--- WORK REQUIRED ---
Please return the whole listing. Keep each line exactly the same.

★ ★ ★ ★ ★

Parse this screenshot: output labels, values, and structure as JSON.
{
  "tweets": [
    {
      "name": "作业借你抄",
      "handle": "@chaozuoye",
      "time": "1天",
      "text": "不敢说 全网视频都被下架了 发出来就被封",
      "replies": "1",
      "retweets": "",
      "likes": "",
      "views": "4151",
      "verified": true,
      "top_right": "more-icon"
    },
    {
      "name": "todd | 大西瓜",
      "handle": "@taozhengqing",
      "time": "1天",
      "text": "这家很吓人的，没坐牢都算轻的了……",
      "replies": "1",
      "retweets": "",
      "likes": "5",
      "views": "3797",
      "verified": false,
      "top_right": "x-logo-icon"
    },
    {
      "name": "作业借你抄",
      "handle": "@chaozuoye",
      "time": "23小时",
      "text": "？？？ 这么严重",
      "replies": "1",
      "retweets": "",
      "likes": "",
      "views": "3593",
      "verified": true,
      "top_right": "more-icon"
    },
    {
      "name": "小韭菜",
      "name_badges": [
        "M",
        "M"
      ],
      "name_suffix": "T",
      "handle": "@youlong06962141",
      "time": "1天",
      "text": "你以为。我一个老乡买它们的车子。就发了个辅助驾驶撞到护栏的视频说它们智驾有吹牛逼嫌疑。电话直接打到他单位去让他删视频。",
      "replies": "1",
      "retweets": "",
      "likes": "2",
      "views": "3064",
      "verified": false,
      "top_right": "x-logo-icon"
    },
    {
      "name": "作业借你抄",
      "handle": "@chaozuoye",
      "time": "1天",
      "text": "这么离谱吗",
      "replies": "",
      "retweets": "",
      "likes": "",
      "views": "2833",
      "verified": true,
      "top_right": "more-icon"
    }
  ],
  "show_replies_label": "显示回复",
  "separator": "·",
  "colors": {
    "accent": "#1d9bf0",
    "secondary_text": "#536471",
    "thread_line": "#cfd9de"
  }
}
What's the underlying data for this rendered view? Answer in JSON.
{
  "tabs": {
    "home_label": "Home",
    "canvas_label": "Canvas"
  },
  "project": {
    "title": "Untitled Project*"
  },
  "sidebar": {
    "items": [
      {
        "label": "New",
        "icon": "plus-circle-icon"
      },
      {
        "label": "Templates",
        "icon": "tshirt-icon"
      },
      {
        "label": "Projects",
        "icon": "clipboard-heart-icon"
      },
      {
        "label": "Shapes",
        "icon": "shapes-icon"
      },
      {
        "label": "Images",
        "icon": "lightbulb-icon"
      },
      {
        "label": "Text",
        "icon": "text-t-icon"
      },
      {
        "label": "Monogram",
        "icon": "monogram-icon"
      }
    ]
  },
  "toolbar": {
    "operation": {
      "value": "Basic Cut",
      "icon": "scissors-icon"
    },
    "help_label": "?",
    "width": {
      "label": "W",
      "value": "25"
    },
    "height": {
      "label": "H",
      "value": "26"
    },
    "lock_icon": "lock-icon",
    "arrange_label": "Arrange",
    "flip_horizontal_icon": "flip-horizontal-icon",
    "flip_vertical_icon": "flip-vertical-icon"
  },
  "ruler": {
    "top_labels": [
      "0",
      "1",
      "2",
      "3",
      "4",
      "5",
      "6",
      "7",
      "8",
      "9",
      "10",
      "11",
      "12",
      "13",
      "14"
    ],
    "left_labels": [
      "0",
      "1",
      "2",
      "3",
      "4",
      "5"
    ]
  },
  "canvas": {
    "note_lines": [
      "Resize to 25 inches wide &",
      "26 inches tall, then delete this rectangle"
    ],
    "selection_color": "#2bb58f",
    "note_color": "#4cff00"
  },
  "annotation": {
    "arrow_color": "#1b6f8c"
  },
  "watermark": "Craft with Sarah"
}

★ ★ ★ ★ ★

--- YOUR RESPONSE ---
Parse this screenshot: output labels, values, and structure as JSON.
{
  "tweets": [
    {
      "name": "作业借你抄",
      "handle": "@chaozuoye",
      "time": "1天",
      "text": "不敢说 全网视频都被下架了 发出来就被封",
      "replies": "1",
      "retweets": "",
      "likes": "",
      "views": "4151",
      "verified": true,
      "top_right": "more-icon"
    },
    {
      "name": "todd | 大西瓜",
      "handle": "@taozhengqing",
      "time": "1天",
      "text": "这家很吓人的，没坐牢都算轻的了……",
      "replies": "1",
      "retweets": "",
      "likes": "5",
      "views": "3797",
      "verified": false,
      "top_right": "x-logo-icon"
    },
    {
      "name": "作业借你抄",
      "handle": "@chaozuoye",
      "time": "23小时",
      "text": "？？？ 这么严重",
      "replies": "1",
      "retweets": "",
      "likes": "",
      "views": "3593",
      "verified": true,
      "top_right": "more-icon"
    },
    {
      "name": "小韭菜",
      "name_badges": [
        "M",
        "M"
      ],
      "name_suffix": "T",
      "handle": "@youlong06962141",
      "time": "1天",
      "text": "你以为。我一个老乡买它们的车子。就发了个辅助驾驶撞到护栏的视频说它们智驾有吹牛逼嫌疑。电话直接打到他单位去让他删视频。",
      "replies": "1",
      "retweets": "",
      "likes": "2",
      "views": "3064",
      "verified": false,
      "top_right": "x-logo-icon"
    },
    {
      "name": "作业借你抄",
      "handle": "@chaozuoye",
      "time": "1天",
      "text": "这么离谱吗",
      "replies": "",
      "retweets": "",
      "likes": "",
      "views": "2833",
      "verified": true,
      "top_right": "more-icon"
    }
  ],
  "show_replies_label": "显示回复",
  "separator": "·",
  "colors": {
    "accent": "#1d9bf0",
    "secondary_text": "#536471",
    "thread_line": "#cfd9de"
  }
}
What's the underlying data for this rendered view? Answer in JSON.
{
  "tabs": {
    "home_label": "Home",
    "canvas_label": "Canvas"
  },
  "project": {
    "title": "Untitled Project*"
  },
  "sidebar": {
    "items": [
      {
        "label": "New",
        "icon": "plus-circle-icon"
      },
      {
        "label": "Templates",
        "icon": "tshirt-icon"
      },
      {
        "label": "Projects",
        "icon": "clipboard-heart-icon"
      },
      {
        "label": "Shapes",
        "icon": "shapes-icon"
      },
      {
        "label": "Images",
        "icon": "lightbulb-icon"
      },
      {
        "label": "Text",
        "icon": "text-t-icon"
      },
      {
        "label": "Monogram",
        "icon": "monogram-icon"
      }
    ]
  },
  "toolbar": {
    "operation": {
      "value": "Basic Cut",
      "icon": "scissors-icon"
    },
    "help_label": "?",
    "width": {
      "label": "W",
      "value": "25"
    },
    "height": {
      "label": "H",
      "value": "26"
    },
    "lock_icon": "lock-icon",
    "arrange_label": "Arrange",
    "flip_horizontal_icon": "flip-horizontal-icon",
    "flip_vertical_icon": "flip-vertical-icon"
  },
  "ruler": {
    "top_labels": [
      "0",
      "1",
      "2",
      "3",
      "4",
      "5",
      "6",
      "7",
      "8",
      "9",
      "10",
      "11",
      "12",
      "13",
      "14"
    ],
    "left_labels": [
      "0",
      "1",
      "2",
      "3",
      "4",
      "5"
    ]
  },
  "canvas": {
    "note_lines": [
      "Resize to 25 inches wide &",
      "26 inches tall, then delete this rectangle"
    ],
    "selection_color": "#2bb58f",
    "note_color": "#4cff00"
  },
  "annotation": {
    "arrow_color": "#1b6f8c"
  },
  "watermark": "Craft with Sarah"
}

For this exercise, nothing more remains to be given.